        Tilly pulled her closer, “For them, Lumière is dead.  If we bring up this hope, this false hope, what do you think that would do to them?  What has it done to you?”
        “I loved her so much, Tilly.”
        “I loved Lumière too.  I loved her like a daughter.  What do you think we should do?”
        A few gentle sobs escaped Marie’s lips, “This is so hard for my heart, Aunt Tilly, but I know what we must do.  We must keep this our secret.  Mother must not know.  Mother must not suppose.  Lumière is dead for her and for father.  She is dead, and she should remain in her grave.  Anything else is too horrible to contemplate.”   
        Bruce quietly choked, “She might not even be Lumière.”
        Marie glanced up at him and fell weeping into Bruce and Tilly’s arms.  After a while, Tilly helped her up the stairs and into bed.


 

Now we are talking.  No confirmation, only conjecture.  The reader knows this is Lumière.  Bruce, Tilly, and Marie know this is Lumière.  They know and they can do nothing about it.  The important thing is, they know.

 

The power of this is we have a long term set up foreshadowing.  I will not tell you where the foreshadowing will lead, but you might be able to figure it out.  The important point is that someone and the reader knows.  This is a great secret that few would believe and fewer would accept.  Not even Sveta understands as much as the reader, Tilly, Bruce, and Marie.

 

This is a very powerful development in the novel and sets it up for the climax and the resolution.

 

I will mention this.  One of my prepub readers did not like the fact that Tilly, Bruce, and Marie decided together to keep this secret from their family and others.  I think I would.  Especially in light of the business I have been in and the business they are in—secrets are best kept close.  

   

I’ll give you more examples.

 

More tomorrow.

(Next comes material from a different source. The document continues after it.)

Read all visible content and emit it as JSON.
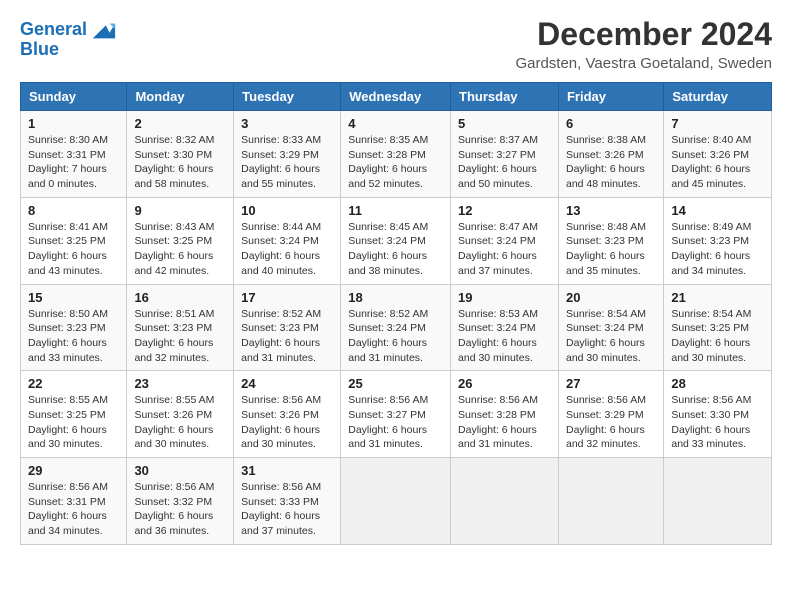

For more information, you can visit my author site http://www.ldalford.com/, and my individual novel websites:

fiction, theme, plot, story, storyline, character development, scene, setting, conversation, novel, book, writing, information, study, marketing, tension, release, creative, idea, logic